We haven't had a chance to do any real grocery shopping yet, which means we've had bisonburgers for breakfast the past few days. And Aldi is closed today for Labor Day, so it'll probably be chips and salsa tomorrow. We do have a fresh basil plant, so once we get food it will be mighty flavorful.

Another thing we acquired: a shopping cart. A baby one at that. It was sitting on the sidewalk the other night and we decided to rescue it. Well, I convinced my friends we should. Not everyone understands the inner workings of shopping carts or why I have such a deep connection to them. I'm sure we looked strange dragging a shopping cart onto the train, but sometimes you need to do these things. It now sits on our front porch holding our firewood and basil plant. That was the final touch in the apartment, when I knew this was home.

Saturday, September 3, 2011

Washing Machine? Washington? Wash Your Face?

After what seemed like 12 hours, but was actually 15, Brit, Brooke & I are now successfully living in our very own apartment. Located on Washtenaw Ave, our second story walk-up has all the modern conveniences one would hope for coupled with the old world charm of the Chicago of yesteryear. AKA, we have a dishwasher, but also an old school pulley system for bringing up bags of groceries.

Let me tell you how fun it is to move the belongings of three people from both deep central Wisconsin and the North Side. It's not.

But if you have the help of parents and nephews, it's not so bad. We enjoyed teaching Adam how to say "Washtenaw," a fairly confusing street name we are pretty sure is Native American for "too cool for school," while we hauled up three mattresses/box springs/bed frames. We only had to take the door off once to fit our monster of a couch, and Brit and I learned to just trust Joe. (Her Dad. Master of angles and leverage. Somehow knew exactly how to arrange every piece of furniture to maximize space in the van.) We have pots and pans and plastic utensils, along with a freezer full of bison meat and a pound of cheese in the fridge. (From my parents. I somehow went from a vegetarian to having a fully stocked freezer. Gotta love ethically-treated animals.) The giant margarita glass has already found a prime position in our hutch, alongside the beer stein and the five sets of salt & pepper shakers we somehow accumulated.

Because I'm the baby of the apartment, I have the closet-under-the-stairs bedroom. (Not literally, I think the closet under the stairs actually belongs to the tenants below us.) My view is of the swanky apartment complex next to us, or rather the balconies of the swanky apartment complex, filled with exotic plants and Weber grills and all-weather patio furniture. (Trying to make friends, don't worry.)

My favorite apartment feature is the front porch. Right now it is home to the basil plant and my TOMS, which are super smelly and aren't allowed inside. It's the perfect space for neighbor-watching (besides the bougie people on one side, we are also neighbors to what appears to be a traveling troupe of circus performers). We can also watch all the traffic on the bustling one-way below.
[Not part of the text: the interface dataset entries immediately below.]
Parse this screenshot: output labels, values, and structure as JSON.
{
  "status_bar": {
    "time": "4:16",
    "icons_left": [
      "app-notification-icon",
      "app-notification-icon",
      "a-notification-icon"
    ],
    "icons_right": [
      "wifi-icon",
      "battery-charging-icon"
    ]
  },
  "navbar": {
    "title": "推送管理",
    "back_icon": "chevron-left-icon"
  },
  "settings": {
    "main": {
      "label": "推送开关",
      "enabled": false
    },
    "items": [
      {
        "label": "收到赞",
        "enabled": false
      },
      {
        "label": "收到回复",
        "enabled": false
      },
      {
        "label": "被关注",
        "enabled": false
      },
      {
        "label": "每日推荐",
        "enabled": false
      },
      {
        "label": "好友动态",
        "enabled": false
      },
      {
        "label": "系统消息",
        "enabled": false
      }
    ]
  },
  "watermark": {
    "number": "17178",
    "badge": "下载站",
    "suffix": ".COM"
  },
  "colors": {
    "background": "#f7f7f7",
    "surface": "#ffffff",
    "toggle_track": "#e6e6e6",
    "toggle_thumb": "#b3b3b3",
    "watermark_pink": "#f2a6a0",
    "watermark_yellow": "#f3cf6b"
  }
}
There's not much, but let me tell you, what traffic lacks in quantity, it makes up for in quality. I'm talking Astro vans with 22" rims and Bikers Who Take Themselves Seriously.

It may be a while until all of our possessions find their places in the apartment, so if you see me wearing the same two or three outfits in the next couple of weeks, have no worries. Contrary to popular belief, I shower, and we also have our very own front-loading washer/dryer, so the limited wardrobe I have access to at the moment is clean.